- [WHAT THIS TASK INVOLVES]:
Print out all the records, word for word.

* * * * * * *

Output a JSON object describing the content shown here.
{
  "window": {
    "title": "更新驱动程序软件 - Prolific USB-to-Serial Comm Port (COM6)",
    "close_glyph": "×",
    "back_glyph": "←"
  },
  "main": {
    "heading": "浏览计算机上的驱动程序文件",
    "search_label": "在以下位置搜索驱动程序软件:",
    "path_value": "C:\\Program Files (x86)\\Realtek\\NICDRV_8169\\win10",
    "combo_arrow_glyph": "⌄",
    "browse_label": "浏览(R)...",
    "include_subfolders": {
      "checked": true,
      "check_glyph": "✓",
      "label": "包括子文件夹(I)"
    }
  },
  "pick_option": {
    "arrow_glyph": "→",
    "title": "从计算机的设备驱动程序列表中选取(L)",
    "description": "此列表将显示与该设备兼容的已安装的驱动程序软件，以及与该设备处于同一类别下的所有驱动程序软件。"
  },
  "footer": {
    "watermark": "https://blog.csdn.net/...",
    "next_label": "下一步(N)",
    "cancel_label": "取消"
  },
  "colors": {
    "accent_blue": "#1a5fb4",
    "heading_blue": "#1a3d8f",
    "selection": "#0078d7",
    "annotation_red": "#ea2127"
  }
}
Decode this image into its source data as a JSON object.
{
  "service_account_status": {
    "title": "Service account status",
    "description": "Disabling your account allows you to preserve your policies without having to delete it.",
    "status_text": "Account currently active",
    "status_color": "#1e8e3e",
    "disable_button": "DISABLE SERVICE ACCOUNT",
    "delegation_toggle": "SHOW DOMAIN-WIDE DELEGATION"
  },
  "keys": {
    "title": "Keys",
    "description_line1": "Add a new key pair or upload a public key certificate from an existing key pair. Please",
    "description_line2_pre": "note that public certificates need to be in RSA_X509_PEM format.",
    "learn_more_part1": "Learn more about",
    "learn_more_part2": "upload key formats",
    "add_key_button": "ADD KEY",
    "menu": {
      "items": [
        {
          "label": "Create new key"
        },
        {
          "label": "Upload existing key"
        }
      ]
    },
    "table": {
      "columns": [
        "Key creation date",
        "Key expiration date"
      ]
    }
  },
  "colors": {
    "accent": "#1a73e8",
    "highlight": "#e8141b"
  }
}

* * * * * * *

- [THE COMPLETED TASK]:
Output a JSON object describing the content shown here.
{
  "window": {
    "title": "更新驱动程序软件 - Prolific USB-to-Serial Comm Port (COM6)",
    "close_glyph": "×",
    "back_glyph": "←"
  },
  "main": {
    "heading": "浏览计算机上的驱动程序文件",
    "search_label": "在以下位置搜索驱动程序软件:",
    "path_value": "C:\\Program Files (x86)\\Realtek\\NICDRV_8169\\win10",
    "combo_arrow_glyph": "⌄",
    "browse_label": "浏览(R)...",
    "include_subfolders": {
      "checked": true,
      "check_glyph": "✓",
      "label": "包括子文件夹(I)"
    }
  },
  "pick_option": {
    "arrow_glyph": "→",
    "title": "从计算机的设备驱动程序列表中选取(L)",
    "description": "此列表将显示与该设备兼容的已安装的驱动程序软件，以及与该设备处于同一类别下的所有驱动程序软件。"
  },
  "footer": {
    "watermark": "https://blog.csdn.net/...",
    "next_label": "下一步(N)",
    "cancel_label": "取消"
  },
  "colors": {
    "accent_blue": "#1a5fb4",
    "heading_blue": "#1a3d8f",
    "selection": "#0078d7",
    "annotation_red": "#ea2127"
  }
}
Decode this image into its source data as a JSON object.
{
  "service_account_status": {
    "title": "Service account status",
    "description": "Disabling your account allows you to preserve your policies without having to delete it.",
    "status_text": "Account currently active",
    "status_color": "#1e8e3e",
    "disable_button": "DISABLE SERVICE ACCOUNT",
    "delegation_toggle": "SHOW DOMAIN-WIDE DELEGATION"
  },
  "keys": {
    "title": "Keys",
    "description_line1": "Add a new key pair or upload a public key certificate from an existing key pair. Please",
    "description_line2_pre": "note that public certificates need to be in RSA_X509_PEM format.",
    "learn_more_part1": "Learn more about",
    "learn_more_part2": "upload key formats",
    "add_key_button": "ADD KEY",
    "menu": {
      "items": [
        {
          "label": "Create new key"
        },
        {
          "label": "Upload existing key"
        }
      ]
    },
    "table": {
      "columns": [
        "Key creation date",
        "Key expiration date"
      ]
    }
  },
  "colors": {
    "accent": "#1a73e8",
    "highlight": "#e8141b"
  }
}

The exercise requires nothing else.